Directions
Every record must be repeated exactly; omit any pictures they contain.

(Supplied data begins)

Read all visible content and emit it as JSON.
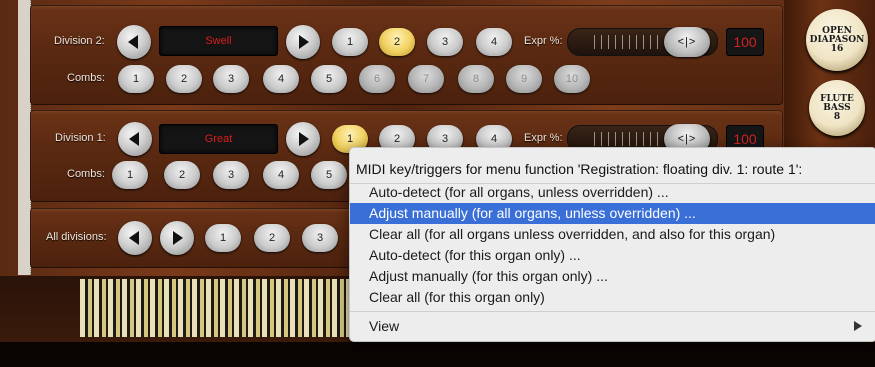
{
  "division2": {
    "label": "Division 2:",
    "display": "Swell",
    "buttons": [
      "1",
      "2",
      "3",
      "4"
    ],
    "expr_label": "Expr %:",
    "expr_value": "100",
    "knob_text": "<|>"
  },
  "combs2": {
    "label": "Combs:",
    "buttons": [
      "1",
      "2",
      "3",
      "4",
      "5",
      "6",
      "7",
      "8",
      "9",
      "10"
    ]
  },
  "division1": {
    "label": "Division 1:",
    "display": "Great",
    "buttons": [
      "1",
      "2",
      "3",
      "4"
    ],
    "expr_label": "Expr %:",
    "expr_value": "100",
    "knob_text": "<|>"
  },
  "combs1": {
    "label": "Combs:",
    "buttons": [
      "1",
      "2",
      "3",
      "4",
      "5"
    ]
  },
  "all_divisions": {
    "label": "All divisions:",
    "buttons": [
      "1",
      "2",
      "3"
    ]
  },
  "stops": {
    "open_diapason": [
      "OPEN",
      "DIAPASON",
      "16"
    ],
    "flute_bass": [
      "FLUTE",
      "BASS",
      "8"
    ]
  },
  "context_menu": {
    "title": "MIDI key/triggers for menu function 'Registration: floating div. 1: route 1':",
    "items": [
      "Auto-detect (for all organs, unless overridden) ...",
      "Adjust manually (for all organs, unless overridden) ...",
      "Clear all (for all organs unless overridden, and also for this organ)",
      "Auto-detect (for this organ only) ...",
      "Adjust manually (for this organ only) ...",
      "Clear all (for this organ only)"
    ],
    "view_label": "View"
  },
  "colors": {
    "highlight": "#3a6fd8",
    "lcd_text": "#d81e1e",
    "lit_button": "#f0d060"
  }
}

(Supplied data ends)

Response to this task
Read all visible content and emit it as JSON.
{
  "division2": {
    "label": "Division 2:",
    "display": "Swell",
    "buttons": [
      "1",
      "2",
      "3",
      "4"
    ],
    "expr_label": "Expr %:",
    "expr_value": "100",
    "knob_text": "<|>"
  },
  "combs2": {
    "label": "Combs:",
    "buttons": [
      "1",
      "2",
      "3",
      "4",
      "5",
      "6",
      "7",
      "8",
      "9",
      "10"
    ]
  },
  "division1": {
    "label": "Division 1:",
    "display": "Great",
    "buttons": [
      "1",
      "2",
      "3",
      "4"
    ],
    "expr_label": "Expr %:",
    "expr_value": "100",
    "knob_text": "<|>"
  },
  "combs1": {
    "label": "Combs:",
    "buttons": [
      "1",
      "2",
      "3",
      "4",
      "5"
    ]
  },
  "all_divisions": {
    "label": "All divisions:",
    "buttons": [
      "1",
      "2",
      "3"
    ]
  },
  "stops": {
    "open_diapason": [
      "OPEN",
      "DIAPASON",
      "16"
    ],
    "flute_bass": [
      "FLUTE",
      "BASS",
      "8"
    ]
  },
  "context_menu": {
    "title": "MIDI key/triggers for menu function 'Registration: floating div. 1: route 1':",
    "items": [
      "Auto-detect (for all organs, unless overridden) ...",
      "Adjust manually (for all organs, unless overridden) ...",
      "Clear all (for all organs unless overridden, and also for this organ)",
      "Auto-detect (for this organ only) ...",
      "Adjust manually (for this organ only) ...",
      "Clear all (for this organ only)"
    ],
    "view_label": "View"
  },
  "colors": {
    "highlight": "#3a6fd8",
    "lcd_text": "#d81e1e",
    "lit_button": "#f0d060"
  }
}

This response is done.